[Dataset rows describing interfaces]
• • • •
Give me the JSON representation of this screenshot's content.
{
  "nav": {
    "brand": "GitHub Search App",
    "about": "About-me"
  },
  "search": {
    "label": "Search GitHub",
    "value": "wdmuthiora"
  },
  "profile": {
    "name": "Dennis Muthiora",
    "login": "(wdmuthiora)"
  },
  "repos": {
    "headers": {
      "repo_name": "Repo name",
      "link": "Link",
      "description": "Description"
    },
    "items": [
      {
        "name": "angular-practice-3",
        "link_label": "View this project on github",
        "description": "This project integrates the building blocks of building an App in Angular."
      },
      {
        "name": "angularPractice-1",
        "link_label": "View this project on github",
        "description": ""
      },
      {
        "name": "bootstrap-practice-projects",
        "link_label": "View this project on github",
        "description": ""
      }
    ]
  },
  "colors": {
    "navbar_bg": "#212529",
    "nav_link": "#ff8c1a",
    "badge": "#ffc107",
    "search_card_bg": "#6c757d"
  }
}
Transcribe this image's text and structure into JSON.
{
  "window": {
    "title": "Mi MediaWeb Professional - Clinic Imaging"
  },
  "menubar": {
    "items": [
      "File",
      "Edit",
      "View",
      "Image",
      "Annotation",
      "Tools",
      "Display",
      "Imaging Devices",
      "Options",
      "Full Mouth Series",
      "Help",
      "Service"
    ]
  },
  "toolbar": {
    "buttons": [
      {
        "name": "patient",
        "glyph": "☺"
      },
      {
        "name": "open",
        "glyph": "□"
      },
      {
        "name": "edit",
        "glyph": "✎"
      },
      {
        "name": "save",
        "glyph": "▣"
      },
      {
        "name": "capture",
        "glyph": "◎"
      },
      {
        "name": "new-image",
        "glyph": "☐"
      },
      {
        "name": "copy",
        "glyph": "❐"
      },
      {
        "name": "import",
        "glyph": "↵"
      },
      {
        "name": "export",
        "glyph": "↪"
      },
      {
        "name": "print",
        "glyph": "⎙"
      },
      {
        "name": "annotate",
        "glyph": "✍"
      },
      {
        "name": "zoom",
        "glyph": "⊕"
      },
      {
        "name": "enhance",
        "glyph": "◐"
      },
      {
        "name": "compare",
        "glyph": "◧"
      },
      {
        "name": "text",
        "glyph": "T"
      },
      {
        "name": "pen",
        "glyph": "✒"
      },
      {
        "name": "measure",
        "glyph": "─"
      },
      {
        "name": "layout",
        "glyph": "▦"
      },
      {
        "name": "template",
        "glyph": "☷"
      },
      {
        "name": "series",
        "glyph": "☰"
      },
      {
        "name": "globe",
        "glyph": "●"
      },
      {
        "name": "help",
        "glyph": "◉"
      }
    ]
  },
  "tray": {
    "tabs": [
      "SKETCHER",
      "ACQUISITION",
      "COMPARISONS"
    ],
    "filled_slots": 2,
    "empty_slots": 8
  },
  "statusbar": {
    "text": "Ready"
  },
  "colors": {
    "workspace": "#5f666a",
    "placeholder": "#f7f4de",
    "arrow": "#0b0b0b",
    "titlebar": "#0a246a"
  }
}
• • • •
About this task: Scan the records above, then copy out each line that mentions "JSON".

Answer to this task:
Give me the JSON representation of this screenshot's content.
Transcribe this image's text and structure into JSON.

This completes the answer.